### What to work on
From the data below, return all lines holding the string "close".

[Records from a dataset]
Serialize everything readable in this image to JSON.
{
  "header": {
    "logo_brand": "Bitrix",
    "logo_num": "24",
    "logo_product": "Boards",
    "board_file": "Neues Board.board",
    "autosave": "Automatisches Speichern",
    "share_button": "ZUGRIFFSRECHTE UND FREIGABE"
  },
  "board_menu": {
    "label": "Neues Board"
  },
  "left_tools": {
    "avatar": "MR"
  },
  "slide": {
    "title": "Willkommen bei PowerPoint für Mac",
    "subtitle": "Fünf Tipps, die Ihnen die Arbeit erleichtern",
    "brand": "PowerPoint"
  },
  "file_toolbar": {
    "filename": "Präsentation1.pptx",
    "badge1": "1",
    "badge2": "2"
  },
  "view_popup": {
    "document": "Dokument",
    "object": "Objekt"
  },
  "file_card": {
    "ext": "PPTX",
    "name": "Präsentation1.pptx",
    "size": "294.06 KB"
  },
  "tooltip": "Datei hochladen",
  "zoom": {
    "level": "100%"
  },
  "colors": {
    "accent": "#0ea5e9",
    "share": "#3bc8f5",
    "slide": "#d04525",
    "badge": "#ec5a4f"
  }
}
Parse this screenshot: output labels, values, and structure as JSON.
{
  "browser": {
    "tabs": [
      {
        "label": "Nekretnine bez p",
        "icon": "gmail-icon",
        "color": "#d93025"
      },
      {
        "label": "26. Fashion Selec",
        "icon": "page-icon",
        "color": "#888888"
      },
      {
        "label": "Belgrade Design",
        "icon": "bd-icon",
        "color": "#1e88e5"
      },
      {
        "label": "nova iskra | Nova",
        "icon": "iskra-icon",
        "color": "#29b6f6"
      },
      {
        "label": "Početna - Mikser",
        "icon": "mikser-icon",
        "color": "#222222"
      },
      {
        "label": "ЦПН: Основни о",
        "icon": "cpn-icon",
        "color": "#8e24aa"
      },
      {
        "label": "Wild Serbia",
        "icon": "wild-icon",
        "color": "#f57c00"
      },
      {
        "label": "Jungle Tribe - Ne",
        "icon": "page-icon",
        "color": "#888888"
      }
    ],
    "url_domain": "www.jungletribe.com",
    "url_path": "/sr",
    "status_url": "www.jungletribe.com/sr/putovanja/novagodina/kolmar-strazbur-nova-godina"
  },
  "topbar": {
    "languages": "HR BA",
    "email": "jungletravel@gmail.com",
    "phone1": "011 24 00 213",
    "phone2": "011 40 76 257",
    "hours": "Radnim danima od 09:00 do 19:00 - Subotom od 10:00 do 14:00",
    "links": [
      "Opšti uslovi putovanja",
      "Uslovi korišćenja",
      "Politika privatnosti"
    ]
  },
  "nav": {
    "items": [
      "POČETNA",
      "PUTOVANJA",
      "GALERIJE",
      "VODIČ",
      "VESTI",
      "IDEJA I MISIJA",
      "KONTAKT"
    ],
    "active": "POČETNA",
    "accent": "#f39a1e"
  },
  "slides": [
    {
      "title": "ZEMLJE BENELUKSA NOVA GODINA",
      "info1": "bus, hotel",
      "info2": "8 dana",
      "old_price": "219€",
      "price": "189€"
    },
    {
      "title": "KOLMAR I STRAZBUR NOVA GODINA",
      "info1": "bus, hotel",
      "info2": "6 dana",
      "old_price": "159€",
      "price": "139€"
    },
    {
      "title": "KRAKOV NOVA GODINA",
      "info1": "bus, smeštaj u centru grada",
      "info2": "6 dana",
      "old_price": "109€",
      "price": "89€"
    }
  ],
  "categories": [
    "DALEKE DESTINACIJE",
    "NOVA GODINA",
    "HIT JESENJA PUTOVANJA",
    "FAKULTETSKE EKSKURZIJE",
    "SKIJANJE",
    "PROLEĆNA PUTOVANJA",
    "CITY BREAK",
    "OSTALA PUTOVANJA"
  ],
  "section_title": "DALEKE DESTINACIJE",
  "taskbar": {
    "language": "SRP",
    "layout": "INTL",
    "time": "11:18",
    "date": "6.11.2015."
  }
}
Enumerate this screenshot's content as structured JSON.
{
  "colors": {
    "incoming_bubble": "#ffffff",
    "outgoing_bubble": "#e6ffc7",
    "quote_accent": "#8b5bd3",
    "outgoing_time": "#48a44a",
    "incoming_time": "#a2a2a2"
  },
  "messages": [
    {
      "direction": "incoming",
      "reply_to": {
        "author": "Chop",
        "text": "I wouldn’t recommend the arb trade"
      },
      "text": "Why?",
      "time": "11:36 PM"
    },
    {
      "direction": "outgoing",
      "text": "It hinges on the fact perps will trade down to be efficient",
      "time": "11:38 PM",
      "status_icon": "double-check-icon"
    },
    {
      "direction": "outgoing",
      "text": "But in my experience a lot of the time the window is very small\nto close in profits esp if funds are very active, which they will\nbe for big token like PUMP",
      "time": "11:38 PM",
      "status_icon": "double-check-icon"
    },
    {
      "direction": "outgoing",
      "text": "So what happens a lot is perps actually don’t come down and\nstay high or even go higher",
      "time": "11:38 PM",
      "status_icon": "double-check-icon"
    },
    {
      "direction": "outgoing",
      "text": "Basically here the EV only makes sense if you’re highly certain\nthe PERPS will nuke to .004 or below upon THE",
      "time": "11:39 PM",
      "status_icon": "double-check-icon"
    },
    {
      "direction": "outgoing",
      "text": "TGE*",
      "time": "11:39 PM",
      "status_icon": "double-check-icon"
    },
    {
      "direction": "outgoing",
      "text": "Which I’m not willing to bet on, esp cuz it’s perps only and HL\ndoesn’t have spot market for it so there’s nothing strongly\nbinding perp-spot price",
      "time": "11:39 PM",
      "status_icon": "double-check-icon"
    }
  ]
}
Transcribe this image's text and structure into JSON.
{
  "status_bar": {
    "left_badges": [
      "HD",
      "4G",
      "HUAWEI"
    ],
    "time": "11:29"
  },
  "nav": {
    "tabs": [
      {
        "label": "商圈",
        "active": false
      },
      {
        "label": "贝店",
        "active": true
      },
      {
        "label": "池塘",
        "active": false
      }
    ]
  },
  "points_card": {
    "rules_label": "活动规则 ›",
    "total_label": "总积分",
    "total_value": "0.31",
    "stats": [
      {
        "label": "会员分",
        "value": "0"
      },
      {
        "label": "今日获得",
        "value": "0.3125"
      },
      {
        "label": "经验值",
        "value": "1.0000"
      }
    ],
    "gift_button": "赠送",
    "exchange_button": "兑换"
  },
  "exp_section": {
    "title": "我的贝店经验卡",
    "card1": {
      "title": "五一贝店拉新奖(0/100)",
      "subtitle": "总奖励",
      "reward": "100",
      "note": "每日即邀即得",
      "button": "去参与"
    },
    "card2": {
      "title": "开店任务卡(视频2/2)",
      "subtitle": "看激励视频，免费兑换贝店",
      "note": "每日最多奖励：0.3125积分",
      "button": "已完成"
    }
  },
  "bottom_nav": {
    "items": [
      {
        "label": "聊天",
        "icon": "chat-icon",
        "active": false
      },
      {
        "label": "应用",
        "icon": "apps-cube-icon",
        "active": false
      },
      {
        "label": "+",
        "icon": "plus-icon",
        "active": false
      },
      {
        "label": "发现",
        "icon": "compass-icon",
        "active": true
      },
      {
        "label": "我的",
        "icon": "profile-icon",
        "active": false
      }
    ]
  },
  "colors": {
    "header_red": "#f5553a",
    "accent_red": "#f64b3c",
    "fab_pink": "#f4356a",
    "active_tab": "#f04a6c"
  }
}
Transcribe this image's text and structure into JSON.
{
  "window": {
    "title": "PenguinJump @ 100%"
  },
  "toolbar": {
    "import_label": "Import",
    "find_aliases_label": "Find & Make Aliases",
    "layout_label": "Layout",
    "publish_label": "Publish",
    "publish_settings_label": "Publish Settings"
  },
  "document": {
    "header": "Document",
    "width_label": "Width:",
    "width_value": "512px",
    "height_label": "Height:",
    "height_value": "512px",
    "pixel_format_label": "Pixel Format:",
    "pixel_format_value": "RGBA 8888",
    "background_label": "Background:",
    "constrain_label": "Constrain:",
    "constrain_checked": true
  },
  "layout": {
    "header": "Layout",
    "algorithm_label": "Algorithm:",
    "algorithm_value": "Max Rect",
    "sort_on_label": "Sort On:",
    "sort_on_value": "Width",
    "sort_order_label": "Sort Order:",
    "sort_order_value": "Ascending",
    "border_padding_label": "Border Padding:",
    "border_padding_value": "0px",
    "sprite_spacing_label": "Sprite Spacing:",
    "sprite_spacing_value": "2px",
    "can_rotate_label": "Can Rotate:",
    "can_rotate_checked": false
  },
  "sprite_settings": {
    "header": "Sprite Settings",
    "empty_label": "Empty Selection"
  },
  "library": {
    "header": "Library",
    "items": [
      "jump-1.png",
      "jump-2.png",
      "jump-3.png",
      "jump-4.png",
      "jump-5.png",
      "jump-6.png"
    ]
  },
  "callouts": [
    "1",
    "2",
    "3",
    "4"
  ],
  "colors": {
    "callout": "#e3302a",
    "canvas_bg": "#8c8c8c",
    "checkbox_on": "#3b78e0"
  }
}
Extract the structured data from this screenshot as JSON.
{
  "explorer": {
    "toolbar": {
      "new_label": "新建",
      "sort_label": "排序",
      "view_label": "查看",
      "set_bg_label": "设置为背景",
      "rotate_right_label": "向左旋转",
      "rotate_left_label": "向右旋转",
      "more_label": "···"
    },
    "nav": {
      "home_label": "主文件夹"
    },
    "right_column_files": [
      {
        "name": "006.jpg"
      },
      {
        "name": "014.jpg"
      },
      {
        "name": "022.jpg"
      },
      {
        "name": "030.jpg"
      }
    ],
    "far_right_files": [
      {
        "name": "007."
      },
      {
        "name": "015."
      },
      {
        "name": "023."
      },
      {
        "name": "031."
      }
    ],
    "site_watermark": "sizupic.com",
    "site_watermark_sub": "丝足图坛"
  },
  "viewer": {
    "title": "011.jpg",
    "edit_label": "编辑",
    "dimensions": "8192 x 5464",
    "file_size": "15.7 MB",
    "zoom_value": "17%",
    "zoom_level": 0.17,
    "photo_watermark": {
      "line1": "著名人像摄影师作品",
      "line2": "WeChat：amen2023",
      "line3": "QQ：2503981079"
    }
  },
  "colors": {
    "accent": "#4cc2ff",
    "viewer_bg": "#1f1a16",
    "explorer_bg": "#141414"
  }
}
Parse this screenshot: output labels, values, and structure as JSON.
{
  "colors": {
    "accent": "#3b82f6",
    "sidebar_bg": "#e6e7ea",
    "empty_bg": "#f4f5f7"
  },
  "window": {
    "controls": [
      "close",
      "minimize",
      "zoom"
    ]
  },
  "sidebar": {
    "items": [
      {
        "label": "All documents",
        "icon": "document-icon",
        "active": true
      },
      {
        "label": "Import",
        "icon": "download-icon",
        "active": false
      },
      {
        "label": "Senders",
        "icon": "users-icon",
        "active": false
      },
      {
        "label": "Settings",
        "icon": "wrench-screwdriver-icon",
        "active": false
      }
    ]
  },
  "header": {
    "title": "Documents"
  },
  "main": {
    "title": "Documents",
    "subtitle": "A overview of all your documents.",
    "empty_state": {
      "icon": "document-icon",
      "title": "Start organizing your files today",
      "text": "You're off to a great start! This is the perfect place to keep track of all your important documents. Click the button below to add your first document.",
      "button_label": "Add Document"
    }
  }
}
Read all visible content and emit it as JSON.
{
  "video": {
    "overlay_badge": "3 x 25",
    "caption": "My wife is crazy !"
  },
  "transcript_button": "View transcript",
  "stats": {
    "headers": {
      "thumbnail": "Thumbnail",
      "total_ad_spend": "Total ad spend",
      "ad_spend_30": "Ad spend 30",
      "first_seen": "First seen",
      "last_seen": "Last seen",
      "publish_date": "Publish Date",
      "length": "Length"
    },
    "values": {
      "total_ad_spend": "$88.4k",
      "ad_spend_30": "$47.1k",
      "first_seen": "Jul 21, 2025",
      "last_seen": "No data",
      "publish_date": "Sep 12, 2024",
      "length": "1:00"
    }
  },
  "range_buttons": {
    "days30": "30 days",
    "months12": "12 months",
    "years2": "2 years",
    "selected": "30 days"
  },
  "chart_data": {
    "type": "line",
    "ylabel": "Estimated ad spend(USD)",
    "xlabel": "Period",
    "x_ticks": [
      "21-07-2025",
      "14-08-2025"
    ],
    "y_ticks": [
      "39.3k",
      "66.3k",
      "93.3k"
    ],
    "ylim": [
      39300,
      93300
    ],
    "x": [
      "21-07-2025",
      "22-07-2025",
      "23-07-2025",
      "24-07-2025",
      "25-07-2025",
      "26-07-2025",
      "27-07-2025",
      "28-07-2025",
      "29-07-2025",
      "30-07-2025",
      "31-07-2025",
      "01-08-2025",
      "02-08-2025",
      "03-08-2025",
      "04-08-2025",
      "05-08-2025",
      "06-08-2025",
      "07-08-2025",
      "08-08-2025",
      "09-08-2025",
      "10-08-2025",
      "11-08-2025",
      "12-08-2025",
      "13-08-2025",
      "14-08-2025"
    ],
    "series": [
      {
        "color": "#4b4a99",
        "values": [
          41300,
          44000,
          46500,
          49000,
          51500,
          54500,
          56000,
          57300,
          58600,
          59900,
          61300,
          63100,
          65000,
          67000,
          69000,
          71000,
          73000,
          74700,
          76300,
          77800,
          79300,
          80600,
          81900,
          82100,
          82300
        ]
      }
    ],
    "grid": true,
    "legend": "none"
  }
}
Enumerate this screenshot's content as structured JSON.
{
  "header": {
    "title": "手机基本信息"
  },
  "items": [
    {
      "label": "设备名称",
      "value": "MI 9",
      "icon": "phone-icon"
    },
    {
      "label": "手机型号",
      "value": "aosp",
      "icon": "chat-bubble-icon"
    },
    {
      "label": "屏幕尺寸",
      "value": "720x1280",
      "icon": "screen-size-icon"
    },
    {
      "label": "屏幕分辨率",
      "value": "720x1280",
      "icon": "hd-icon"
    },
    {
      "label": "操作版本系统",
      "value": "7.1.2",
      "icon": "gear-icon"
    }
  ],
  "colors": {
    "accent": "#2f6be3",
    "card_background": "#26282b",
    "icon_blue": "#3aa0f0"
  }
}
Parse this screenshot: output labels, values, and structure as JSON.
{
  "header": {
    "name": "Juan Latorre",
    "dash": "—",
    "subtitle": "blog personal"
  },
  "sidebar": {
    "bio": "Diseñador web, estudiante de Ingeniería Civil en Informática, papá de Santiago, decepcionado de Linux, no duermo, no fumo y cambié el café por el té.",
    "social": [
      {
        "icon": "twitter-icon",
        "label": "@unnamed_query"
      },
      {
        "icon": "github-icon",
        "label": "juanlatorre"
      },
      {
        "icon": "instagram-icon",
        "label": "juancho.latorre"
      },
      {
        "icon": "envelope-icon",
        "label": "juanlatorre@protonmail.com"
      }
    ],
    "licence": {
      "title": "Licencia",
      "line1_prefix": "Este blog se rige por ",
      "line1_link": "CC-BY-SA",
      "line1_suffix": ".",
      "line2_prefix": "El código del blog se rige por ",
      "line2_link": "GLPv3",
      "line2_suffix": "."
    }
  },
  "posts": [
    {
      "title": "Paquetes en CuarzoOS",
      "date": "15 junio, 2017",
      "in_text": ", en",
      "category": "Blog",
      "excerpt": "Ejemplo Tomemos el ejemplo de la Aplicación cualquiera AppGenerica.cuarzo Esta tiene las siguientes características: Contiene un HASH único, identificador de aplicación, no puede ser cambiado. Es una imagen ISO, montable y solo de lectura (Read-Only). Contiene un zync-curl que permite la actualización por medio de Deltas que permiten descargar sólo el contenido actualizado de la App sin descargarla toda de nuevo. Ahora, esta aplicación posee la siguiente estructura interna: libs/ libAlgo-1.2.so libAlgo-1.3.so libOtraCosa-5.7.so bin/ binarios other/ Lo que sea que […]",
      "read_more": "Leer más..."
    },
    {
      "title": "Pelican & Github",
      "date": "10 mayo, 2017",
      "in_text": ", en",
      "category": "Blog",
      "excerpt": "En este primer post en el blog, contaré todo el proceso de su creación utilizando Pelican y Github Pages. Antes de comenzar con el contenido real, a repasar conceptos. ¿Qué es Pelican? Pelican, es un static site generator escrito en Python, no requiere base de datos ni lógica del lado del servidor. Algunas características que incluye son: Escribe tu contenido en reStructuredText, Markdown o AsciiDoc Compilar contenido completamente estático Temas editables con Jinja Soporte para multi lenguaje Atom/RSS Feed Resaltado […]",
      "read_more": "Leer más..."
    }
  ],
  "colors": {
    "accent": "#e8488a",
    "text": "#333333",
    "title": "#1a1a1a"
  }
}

### Answer space
      "text": "But in my experience a lot of the time the window is very small\nto close in profits esp if funds are very active, which they will\nbe for big token like PUMP",
      "close",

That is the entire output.